On an average scale, it is recommended that you change your transmission fluid after every 60,000 – 100,000 miles for automatic transmissions. For manual transmissions, you should change after 30,000 – 60,000 miles. This might vary depending on how frequently you use the car.

There is nothing wrong with changing the fluid earlier. You must change, drain or flush whenever you notice that you have a bad transmission fluid.

Does the Check Engine Light Come on for Transmission Fluid?

Yes, transmission fluid can cause the “check engine” light to come on. There are many instances that the transmission fluid can trigger a check engine light. It might be a case of no lubrication or low transmission fluid.

When the transmission fluid is low, bad, or dirty and cannot lubricate the transmission system or moving parts properly, the engine can start overheating, causing the check engine light to come on.

You might need to check the fluid level or the state of the fluid to know if you need to top it or change it.

What To Do When Your Transmission Fluid Goes Bad

There are a lot of arguments on the best thing to do when your transmission fluid is bad.
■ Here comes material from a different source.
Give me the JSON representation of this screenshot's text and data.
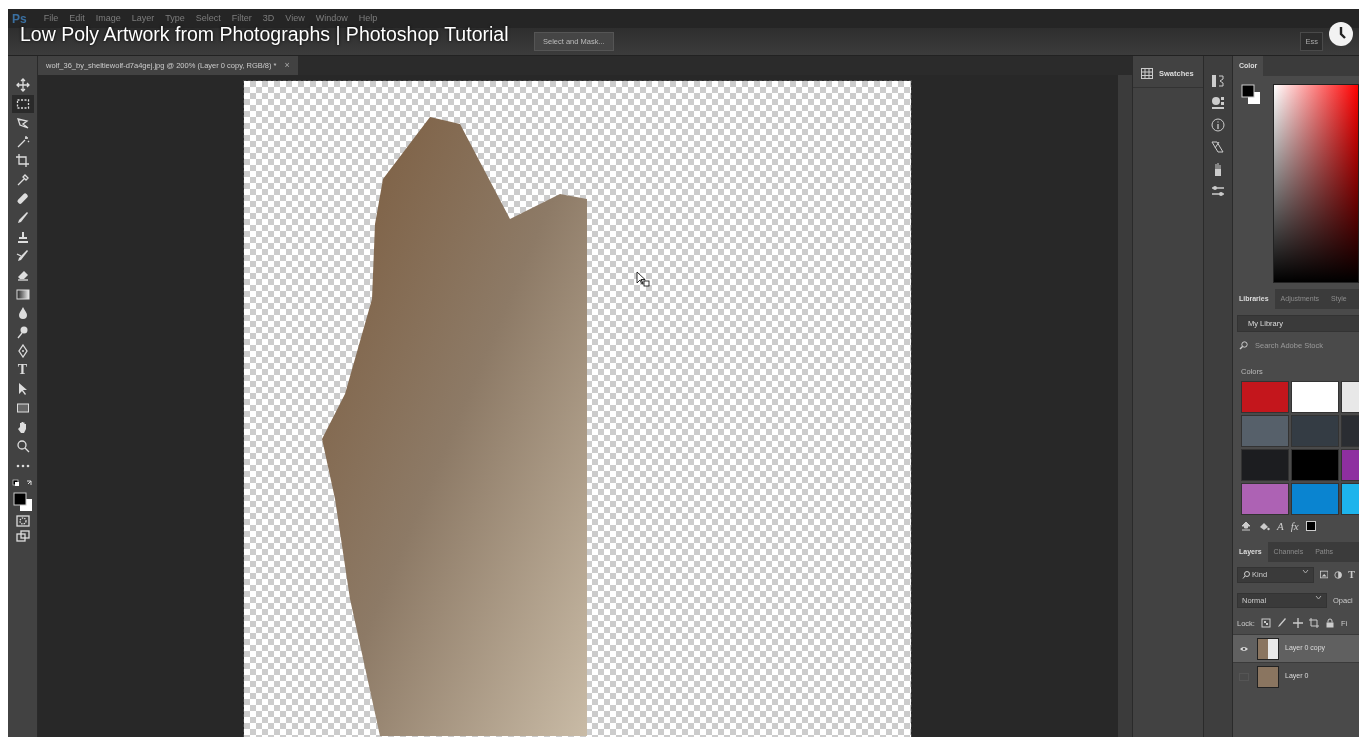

The solution for a bad transmission fluid depends on a few factors supporting the damaged fluid.

However, here are quick ways to fix a bad transmission fluid:

1. Replace the fluid

Many drivers will disagree with the idea of replacing the bad transmission fluid. The arguments lie in the efficacy of draining or flushing an old transmission fluid.

Whichever motion that is thrown, we believe in the importance of replacing transmission fluid, more importantly, how you replace the fluid.

Instead of draining out all the old fluid in the transmission system, we advise that you drain more than half of the bad fluid, leaving some little left that you can top up with good fluid. This keeps you on the safer end.

2. Top the fluid level

You can fix a bad transmission fluid by topping it with new oil. This is effective if the transmission fluid is still good enough but has gone way below the required fluid level.


We’ve guided you through all major symptoms of bad transmission fluid, and we believe you know when and how to inspect your transmission fluid.

You might consider seeking the services of an expert to help you check your car if the symptoms persist.

Frequently Asked Questions

Will new transmission fluid help shifting?

Yes, new transmission fluid can help to shift. You need to know that changing your transmission fluid cannot solve the mechanical problems of your car. If the shifting problem was caused by low or bad transmission fluid, getting a new transmission will solve the problem.

Will changing the transmission fluid and filter help with slipping?

Yes. Changing transmission fluid and the filter will help fix a slipping problem. This will only be effective if the slipping problem is caused by a low, bad, or burnt transmission fluid.

What happens if you drive with low transmission fluid?

Consistently driving on low transmission fluid will damage your transmission system. The damage will start from minor slips and difficulty in operation before it extends to overheating and permanent breakdown. You must top or replace your transmission fluid when you notice that it is getting low.